Guest Post: Phyllis Zimbler Miller, Enplug
The way we communicate in the workplace on the topic of appropriate behavior is clearly broken. Nothing shows this more clearly than the alleged sexual transgression charges against Harvey Weinstein, Bob Weinstein, and Roy Price.
Of course, companies have policies against sexual harassment in the workplace. And that is, unfortunately, all these are — policies — with often no bite behind the bark.
The psychological and cultural reasons for inappropriate sexual behavior in the workplace by both men and women are beyond the scope of this post. What is relevant here is how internal communications can be improved to help eradicate sexual harassment in the workplace (as well as outside the workplace).
Let’s imagine the business-as-usual approach to sexual harassment company policies. Employees probably sign a policy of understanding when they join a company — along with signing other forms on a variety of matters — and are never again reminded of these sexual harassment policies. For most of us in this age of 24/7 digital bombardment (Facebook, Twitter, YouTube, texting, emails, etc.), we are lucky to be able to recall what we had for lunch two days ago. Recalling a sexual harassment policy paper we signed once, perhaps years ago, really?
Yes, companies with more robust sexual harassment training may hold a yearly seminar on what is — and is not — appropriate behavior. How many employees walk out of the seminar and immediately forget what they have supposedly just learned? Or equally as likely, not realize that their “innocent” remarks about which people in the office they’d most like to sleep with actually constitute sexual harassment.
Front And Center Messaging
The truth is that, in order to change inappropriate behavior, specific examples of what is and is not appropriate must be top of mind. And to do that — the information has to be front-and-center of internal office communications.
But not as a weekly email reminder — DELETE without reading — or a mention in the monthly company newsletter/magazine — who reads that company propaganda anyway?
The power of storytelling to communicate important cultural information is well known. Humans relate to other humans. Learning specifics about sexual harassment and how, for example, it can destroy a person’s feeling of self-worth can go a lot further to change unwitting behavior than a poster in the company break room that says: Zero tolerance of sexual harassment allowed here.
And this is where the same medium that bombards us all — digital inputs — can be used to change the workplace environment to an actual zero tolerance environment.
Making It Clear What’s OK, And Not
Imagine getting buy-in by holding company-wide contests to create the best sexual harassment information graphics and videos. These would then be displayed via digital signage software on large display screens throughout a company’s offices. Displaying visually captivating graphics and video scenes of correct and incorrect workplace behavior can make it much clearer what is not appropriate. Yes, the old cliché that a picture is worth a thousand words comes to mind.
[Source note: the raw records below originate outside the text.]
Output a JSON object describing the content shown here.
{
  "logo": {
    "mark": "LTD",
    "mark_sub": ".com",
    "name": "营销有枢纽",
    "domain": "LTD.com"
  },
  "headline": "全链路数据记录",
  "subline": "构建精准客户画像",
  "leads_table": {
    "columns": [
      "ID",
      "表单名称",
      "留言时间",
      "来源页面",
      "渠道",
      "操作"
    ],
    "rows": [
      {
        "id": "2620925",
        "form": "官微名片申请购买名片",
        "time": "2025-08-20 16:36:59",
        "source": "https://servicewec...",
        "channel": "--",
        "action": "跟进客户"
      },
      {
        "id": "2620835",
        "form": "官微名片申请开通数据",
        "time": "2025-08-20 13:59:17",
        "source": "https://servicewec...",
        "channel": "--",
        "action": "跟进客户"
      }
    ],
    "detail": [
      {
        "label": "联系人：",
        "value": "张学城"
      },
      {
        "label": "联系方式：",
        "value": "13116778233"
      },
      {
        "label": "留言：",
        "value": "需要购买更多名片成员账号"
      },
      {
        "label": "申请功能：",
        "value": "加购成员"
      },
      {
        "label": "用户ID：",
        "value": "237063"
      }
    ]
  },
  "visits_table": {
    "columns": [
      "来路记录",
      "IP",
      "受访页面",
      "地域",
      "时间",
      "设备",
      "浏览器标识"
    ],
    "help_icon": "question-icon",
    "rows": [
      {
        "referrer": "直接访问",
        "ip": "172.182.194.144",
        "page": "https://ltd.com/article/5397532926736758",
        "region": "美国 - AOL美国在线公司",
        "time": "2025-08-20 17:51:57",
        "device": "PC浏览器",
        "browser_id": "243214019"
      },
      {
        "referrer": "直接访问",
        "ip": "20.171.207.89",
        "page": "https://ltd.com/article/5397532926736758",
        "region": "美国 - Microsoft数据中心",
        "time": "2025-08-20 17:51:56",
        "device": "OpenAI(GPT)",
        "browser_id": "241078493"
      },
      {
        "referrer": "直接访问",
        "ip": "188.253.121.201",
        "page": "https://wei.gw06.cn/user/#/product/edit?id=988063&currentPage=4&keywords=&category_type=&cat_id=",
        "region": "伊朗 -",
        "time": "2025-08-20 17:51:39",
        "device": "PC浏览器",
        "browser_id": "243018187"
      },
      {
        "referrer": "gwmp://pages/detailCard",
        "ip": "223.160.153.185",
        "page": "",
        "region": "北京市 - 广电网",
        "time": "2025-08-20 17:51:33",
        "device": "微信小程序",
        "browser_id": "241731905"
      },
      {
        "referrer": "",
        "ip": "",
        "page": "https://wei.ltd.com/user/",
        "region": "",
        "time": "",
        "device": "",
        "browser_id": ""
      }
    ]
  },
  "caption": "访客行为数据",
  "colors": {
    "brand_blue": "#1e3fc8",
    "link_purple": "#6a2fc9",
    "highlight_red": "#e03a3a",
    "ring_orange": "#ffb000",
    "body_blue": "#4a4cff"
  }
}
And this is a cliché because it’s true!
(A famous WWII poster said LOOSE LIPS SINK SHIPS. Companies could display a digital signage graphic that says LOOSE HANDS SINK CAREERS.)
With sexual harassment information streaming on screens in a frequent rotation, company executives could no longer say that what is acceptable behavior may not have been clear to a alleged offender. And potential offenders may be stopped in their tracks by seeing their proposed actions displayed on large screens and defined as INAPPROPRIATE.
Digital signage displayed on large TV screens throughout a company’s offices is not the complete answer to changing toxic sexual harassment workplaces. Yet it is a good place to start — with continually rotating explicit (but not R-rated) content demonstrating what is and is not appropriate.
Phyllis Zimbler Miller is the Content Marketing Strategist at digital signage software company Enplug.com in Los Angeles. She has an M.B.A. from The Wharton School and is particularly interested in UX.